With the oil spill crisis currently ensuing in the Gulf of Mexico, many more people are starting to think very seriously about the environment. An interactive multimedia performance project that recently debuted at CalArts asked participants to consider how often they are given the chance to hold the fate of Earth's environmental condition in their own hands and then be able to change it instantaneously?
The work utilizes a large fabric controller, which can be manipulated by the audience. Environmental images are projected onto a circular fabric from directly above, while the audience’s movements trigger changes in the sonic and visual landscape, generating and advancing the piece. (See photo gallery and video posted above to view the work in action.)
"The piece explores the individual's role and affect within an ecosystem, and engages audience members to cooperate and to further gain awareness of human impact on the environment," explains Smith. She and co-collaborator Kagaya premiered the piece in CalArts’ Main Gallery in early May before embarking on a two-city tour with the work.

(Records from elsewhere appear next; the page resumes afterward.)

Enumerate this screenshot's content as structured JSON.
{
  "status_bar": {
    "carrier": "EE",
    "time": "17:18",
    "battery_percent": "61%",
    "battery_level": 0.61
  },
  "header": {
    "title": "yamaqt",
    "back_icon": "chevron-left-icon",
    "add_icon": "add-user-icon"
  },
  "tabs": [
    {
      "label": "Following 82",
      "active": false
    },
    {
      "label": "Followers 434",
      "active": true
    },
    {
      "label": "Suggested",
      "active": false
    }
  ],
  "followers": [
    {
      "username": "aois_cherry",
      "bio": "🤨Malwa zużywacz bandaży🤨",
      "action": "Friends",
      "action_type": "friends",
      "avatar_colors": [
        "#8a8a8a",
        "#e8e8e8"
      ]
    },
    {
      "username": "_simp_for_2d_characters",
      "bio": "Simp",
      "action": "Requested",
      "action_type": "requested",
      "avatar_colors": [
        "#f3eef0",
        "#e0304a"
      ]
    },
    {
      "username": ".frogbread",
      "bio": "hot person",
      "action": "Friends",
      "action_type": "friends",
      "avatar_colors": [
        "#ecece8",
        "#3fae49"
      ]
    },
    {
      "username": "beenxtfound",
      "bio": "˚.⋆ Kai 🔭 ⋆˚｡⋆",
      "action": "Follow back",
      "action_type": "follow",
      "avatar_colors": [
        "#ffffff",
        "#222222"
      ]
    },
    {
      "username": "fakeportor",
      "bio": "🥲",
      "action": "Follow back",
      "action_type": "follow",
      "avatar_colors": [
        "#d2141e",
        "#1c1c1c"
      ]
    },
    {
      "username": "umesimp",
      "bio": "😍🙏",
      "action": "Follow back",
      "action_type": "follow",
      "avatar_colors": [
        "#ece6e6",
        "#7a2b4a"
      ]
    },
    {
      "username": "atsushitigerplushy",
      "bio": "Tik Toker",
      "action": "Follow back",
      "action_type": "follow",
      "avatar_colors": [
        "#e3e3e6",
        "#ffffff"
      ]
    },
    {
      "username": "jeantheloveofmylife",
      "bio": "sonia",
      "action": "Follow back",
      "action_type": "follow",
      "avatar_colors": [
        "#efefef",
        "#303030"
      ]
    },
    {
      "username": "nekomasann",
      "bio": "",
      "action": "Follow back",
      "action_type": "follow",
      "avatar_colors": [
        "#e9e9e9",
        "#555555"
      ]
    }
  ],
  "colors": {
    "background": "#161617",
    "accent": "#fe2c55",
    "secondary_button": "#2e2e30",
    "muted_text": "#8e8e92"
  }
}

"Our idea gives others the opportunity of self-discovery through a global perspective, encapsulated in a fun, portable, audio-visual and interactive environment," adds Kagaya. The duo recently showcased the work at the Megapolis Audio Festival in Baltimore, followed by the Re-New Digital Arts Festival in Copenhagen, Denmark.

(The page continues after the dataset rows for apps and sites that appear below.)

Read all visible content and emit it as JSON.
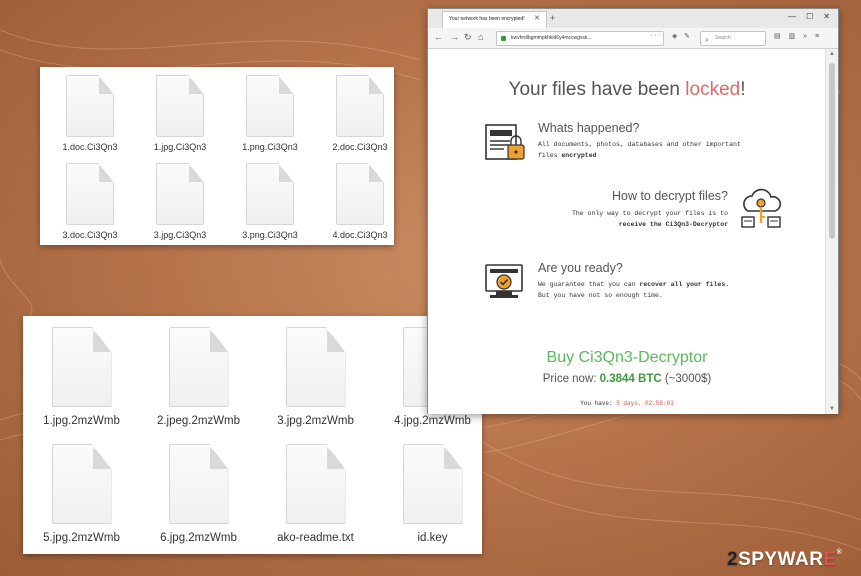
{
  "explorer_top": {
    "files": [
      {
        "name": "1.doc.Ci3Qn3"
      },
      {
        "name": "1.jpg.Ci3Qn3"
      },
      {
        "name": "1.png.Ci3Qn3"
      },
      {
        "name": "2.doc.Ci3Qn3"
      },
      {
        "name": "3.doc.Ci3Qn3"
      },
      {
        "name": "3.jpg.Ci3Qn3"
      },
      {
        "name": "3.png.Ci3Qn3"
      },
      {
        "name": "4.doc.Ci3Qn3"
      }
    ]
  },
  "explorer_bottom": {
    "files": [
      {
        "name": "1.jpg.2mzWmb"
      },
      {
        "name": "2.jpeg.2mzWmb"
      },
      {
        "name": "3.jpg.2mzWmb"
      },
      {
        "name": "4.jpg.2mzWmb"
      },
      {
        "name": "5.jpg.2mzWmb"
      },
      {
        "name": "6.jpg.2mzWmb"
      },
      {
        "name": "ako-readme.txt"
      },
      {
        "name": "id.key"
      }
    ]
  },
  "browser": {
    "tab_title": "Your network has been encrypted!",
    "url": "kwvhrdibgmmpkhkid6y4mccwgxsk...",
    "search_placeholder": "Search",
    "page": {
      "headline_prefix": "Your files have been ",
      "headline_accent": "locked",
      "headline_suffix": "!",
      "section1_title": "Whats happened?",
      "section1_text_1": "All documents, photos, databases and other important",
      "section1_text_2": "files ",
      "section1_text_bold": "encrypted",
      "section2_title": "How to decrypt files?",
      "section2_text_1": "The only way to decrypt your files is to",
      "section2_text_bold": "receive the Ci3Qn3-Decryptor",
      "section3_title": "Are you ready?",
      "section3_text_1": "We guarantee that you can ",
      "section3_text_bold": "recover all your files.",
      "section3_text_2": "But you have not so enough time.",
      "buy_title": "Buy Ci3Qn3-Decryptor",
      "price_label": "Price now: ",
      "price_btc": "0.3844 BTC",
      "price_usd": " (~3000$)",
      "timer_label": "You have: ",
      "timer_value": "5 days. 02:58:03"
    }
  },
  "watermark": {
    "prefix_num": "2",
    "text": "SPYWAR",
    "suffix": "E",
    "mark": "®"
  },
  "colors": {
    "accent_red": "#e06a6a",
    "buy_green": "#5cb85c",
    "icon_orange": "#f0a030"
  }
}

UPDATE 6/3/2010: The International Alliance for Women in Music has selected Concert Earth to receive Honorable Mention for the 2010 Ruth Anderson Prize for a new sound installation with electro-acoustic music.